Color on paper
Overall: 19.8 x 13.8 cm (7 13/16 x 5 7/16 in.)
Gift of J. H. Wade 1925.1338
Gulab Singh (1792-1857) was a powerful ruler of the Sikhs, members of a monotheistic religion founded by Guru Nanak (1469-1539) in the northern Indian region of the Punjab. Often in conflict with the Mughals, they rejected the more naturalistic Mughal portrait styles. Sikh rulers in the Punjab and the neighboring Himalayan foothill region of Jammu adopted the mode of courtly portraiture that was current among the Rajputs, who were rulers of Hindu regions and principalities of northern and western India. The umbrella held over his head is a millennia-old marker of royalty, and beginning in the 1700s, the hookah was an emblem of power among the Rajputs.
The information about this object, including provenance information, is based on historic information and may not be currently accurate or complete. Research on objects is an ongoing process, but the information about this object may not reflect the most current information available to CMA. If you notice a mistake or have additional information about this object, please email email@example.com.
To request more information about this object, study images, or bibliography, contact the Ingalls Library Reference Desk.
Is something not working on this page? Please email firstname.lastname@example.org.

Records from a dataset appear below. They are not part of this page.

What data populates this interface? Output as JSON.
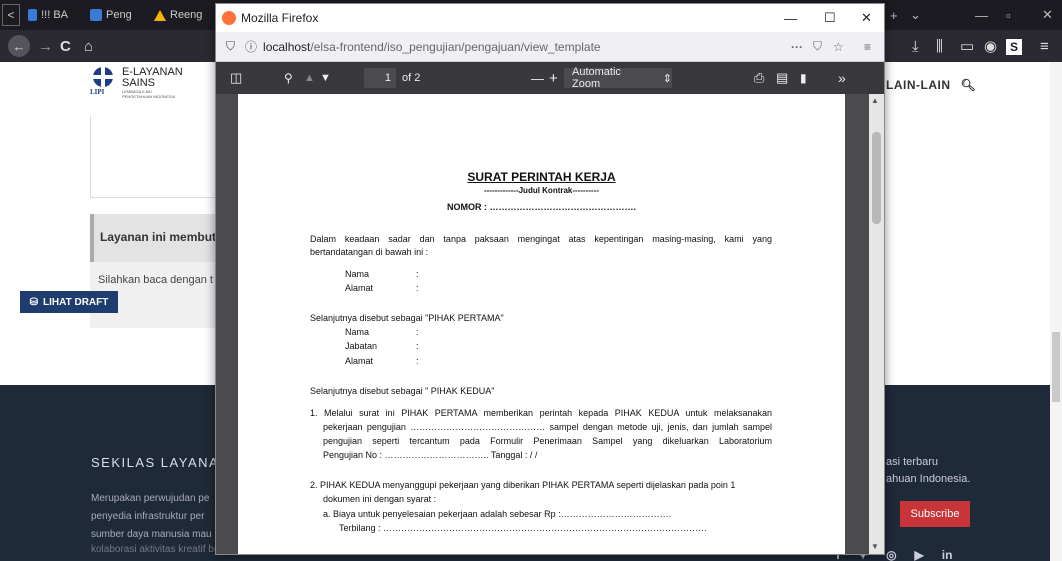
{
  "browser": {
    "tabs": [
      {
        "label": "!!! BA"
      },
      {
        "label": "Peng"
      },
      {
        "label": "Reeng"
      }
    ],
    "nav_back": "←",
    "nav_forward": "→",
    "nav_reload": "C",
    "nav_home": "⌂",
    "new_tab": "+",
    "tab_list": "⌄",
    "minimize": "—",
    "restore": "▫",
    "close": "✕"
  },
  "website": {
    "logo_title_1": "E-LAYANAN",
    "logo_title_2": "SAINS",
    "logo_sub_1": "LEMBAGA ILMU",
    "logo_sub_2": "PENGETAHUAN INDONESIA",
    "logo_abbrev": "LIPI",
    "menu_item": "LAIN-LAIN",
    "service_heading": "Layanan ini membutu",
    "service_text": "Silahkan baca dengan t",
    "draft_button": "LIHAT DRAFT",
    "footer_title": "SEKILAS LAYANAN",
    "footer_para": [
      "Merupakan perwujudan pe",
      "penyedia infrastruktur per",
      "sumber daya manusia mau"
    ],
    "footer_para_last": "kolaborasi aktivitas kreatif berbasis ilmu pengetahuan dan teknologi yang",
    "news_line_1": "asi terbaru",
    "news_line_2": "ahuan Indonesia.",
    "subscribe_button": "Subscribe",
    "social_icons": [
      "facebook-icon",
      "twitter-icon",
      "instagram-icon",
      "youtube-icon",
      "linkedin-icon"
    ]
  },
  "popup": {
    "title": "Mozilla Firefox",
    "url_host": "localhost",
    "url_path": "/elsa-frontend/iso_pengujian/pengajuan/view_template",
    "url_menu": "···",
    "pdf": {
      "page_current": "1",
      "page_total": "of 2",
      "zoom_out": "—",
      "zoom_in": "+",
      "zoom_value": "Automatic Zoom",
      "more_tools": "»"
    },
    "document": {
      "title": "SURAT PERINTAH KERJA",
      "subtitle": "-------------Judul Kontrak----------",
      "nomor": "NOMOR : ………………………………………….",
      "intro": "Dalam keadaan sadar dan tanpa paksaan mengingat atas kepentingan masing-masing, kami yang",
      "intro_2": "bertandatangan di bawah ini :",
      "party1_fields": [
        "Nama",
        "Alamat"
      ],
      "party1_label": "Selanjutnya disebut sebagai \"PIHAK PERTAMA\"",
      "party2_fields": [
        "Nama",
        "Jabatan",
        "Alamat"
      ],
      "party2_label": "Selanjutnya disebut sebagai \" PIHAK KEDUA\"",
      "colon": ":",
      "item1_line1": "1. Melalui surat ini  PIHAK PERTAMA memberikan perintah kepada PIHAK KEDUA untuk melaksanakan",
      "item1_line2": "pekerjaan pengujian ……………………………………… sampel dengan metode uji, jenis, dan jumlah sampel",
      "item1_line3": "pengujian seperti tercantum pada Formulir Penerimaan Sampel yang dikeluarkan Laboratorium",
      "item1_line4": "Pengujian No :  …………………………….. Tanggal :     /      /",
      "item2_line1": "2. PIHAK KEDUA menyanggupi pekerjaan yang diberikan PIHAK PERTAMA seperti dijelaskan pada poin 1",
      "item2_line2": "dokumen ini dengan syarat :",
      "item2_a": "a.   Biaya untuk penyelesaian pekerjaan adalah sebesar Rp :……………………………….",
      "item2_a_2": "Terbilang : ………………………………………………………………………………………………"
    }
  }
}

Request a digital file from Image Services that is not available through CC0, a detail image, or any image with a color bar. If you have questions about requesting an image, please email email@example.com.